### Dataset extract

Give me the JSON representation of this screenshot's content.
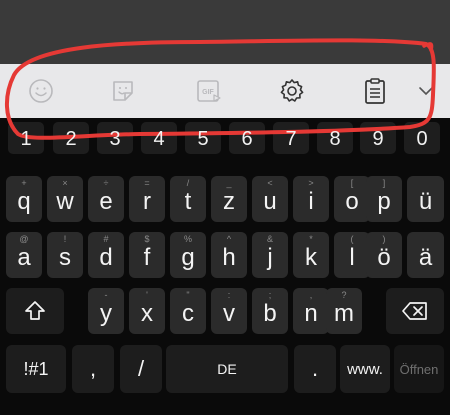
{
  "toolbar": {
    "icons": [
      "emoji-icon",
      "sticker-icon",
      "gif-icon",
      "settings-gear-icon",
      "clipboard-icon",
      "chevron-down-icon"
    ],
    "gif_label": "GIF"
  },
  "number_row": [
    "1",
    "2",
    "3",
    "4",
    "5",
    "6",
    "7",
    "8",
    "9",
    "0"
  ],
  "rows": [
    {
      "keys": [
        {
          "main": "q",
          "hint": "+"
        },
        {
          "main": "w",
          "hint": "×"
        },
        {
          "main": "e",
          "hint": "÷"
        },
        {
          "main": "r",
          "hint": "="
        },
        {
          "main": "t",
          "hint": "/"
        },
        {
          "main": "z",
          "hint": "_"
        },
        {
          "main": "u",
          "hint": "<"
        },
        {
          "main": "i",
          "hint": ">"
        },
        {
          "main": "o",
          "hint": "["
        },
        {
          "main": "p",
          "hint": "]"
        },
        {
          "main": "ü",
          "hint": ""
        }
      ]
    },
    {
      "keys": [
        {
          "main": "a",
          "hint": "@"
        },
        {
          "main": "s",
          "hint": "!"
        },
        {
          "main": "d",
          "hint": "#"
        },
        {
          "main": "f",
          "hint": "$"
        },
        {
          "main": "g",
          "hint": "%"
        },
        {
          "main": "h",
          "hint": "^"
        },
        {
          "main": "j",
          "hint": "&"
        },
        {
          "main": "k",
          "hint": "*"
        },
        {
          "main": "l",
          "hint": "("
        },
        {
          "main": "ö",
          "hint": ")"
        },
        {
          "main": "ä",
          "hint": ""
        }
      ]
    },
    {
      "keys": [
        {
          "main": "y",
          "hint": "-"
        },
        {
          "main": "x",
          "hint": "'"
        },
        {
          "main": "c",
          "hint": "\""
        },
        {
          "main": "v",
          "hint": ":"
        },
        {
          "main": "b",
          "hint": ";"
        },
        {
          "main": "n",
          "hint": ","
        },
        {
          "main": "m",
          "hint": "?"
        }
      ]
    }
  ],
  "bottom": {
    "symbols_label": "!#1",
    "comma_label": ",",
    "slash_label": "/",
    "space_label": "DE",
    "period_label": ".",
    "www_label": "www.",
    "enter_label": "Öffnen"
  },
  "colors": {
    "annotation": "#e53935",
    "toolbar_bg": "#e8e8ea",
    "key_bg": "#2b2b2b"
  }
}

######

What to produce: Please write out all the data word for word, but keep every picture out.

Response box:
Give me the JSON representation of this screenshot's content.
{
  "toolbar": {
    "icons": [
      "emoji-icon",
      "sticker-icon",
      "gif-icon",
      "settings-gear-icon",
      "clipboard-icon",
      "chevron-down-icon"
    ],
    "gif_label": "GIF"
  },
  "number_row": [
    "1",
    "2",
    "3",
    "4",
    "5",
    "6",
    "7",
    "8",
    "9",
    "0"
  ],
  "rows": [
    {
      "keys": [
        {
          "main": "q",
          "hint": "+"
        },
        {
          "main": "w",
          "hint": "×"
        },
        {
          "main": "e",
          "hint": "÷"
        },
        {
          "main": "r",
          "hint": "="
        },
        {
          "main": "t",
          "hint": "/"
        },
        {
          "main": "z",
          "hint": "_"
        },
        {
          "main": "u",
          "hint": "<"
        },
        {
          "main": "i",
          "hint": ">"
        },
        {
          "main": "o",
          "hint": "["
        },
        {
          "main": "p",
          "hint": "]"
        },
        {
          "main": "ü",
          "hint": ""
        }
      ]
    },
    {
      "keys": [
        {
          "main": "a",
          "hint": "@"
        },
        {
          "main": "s",
          "hint": "!"
        },
        {
          "main": "d",
          "hint": "#"
        },
        {
          "main": "f",
          "hint": "$"
        },
        {
          "main": "g",
          "hint": "%"
        },
        {
          "main": "h",
          "hint": "^"
        },
        {
          "main": "j",
          "hint": "&"
        },
        {
          "main": "k",
          "hint": "*"
        },
        {
          "main": "l",
          "hint": "("
        },
        {
          "main": "ö",
          "hint": ")"
        },
        {
          "main": "ä",
          "hint": ""
        }
      ]
    },
    {
      "keys": [
        {
          "main": "y",
          "hint": "-"
        },
        {
          "main": "x",
          "hint": "'"
        },
        {
          "main": "c",
          "hint": "\""
        },
        {
          "main": "v",
          "hint": ":"
        },
        {
          "main": "b",
          "hint": ";"
        },
        {
          "main": "n",
          "hint": ","
        },
        {
          "main": "m",
          "hint": "?"
        }
      ]
    }
  ],
  "bottom": {
    "symbols_label": "!#1",
    "comma_label": ",",
    "slash_label": "/",
    "space_label": "DE",
    "period_label": ".",
    "www_label": "www.",
    "enter_label": "Öffnen"
  },
  "colors": {
    "annotation": "#e53935",
    "toolbar_bg": "#e8e8ea",
    "key_bg": "#2b2b2b"
  }
}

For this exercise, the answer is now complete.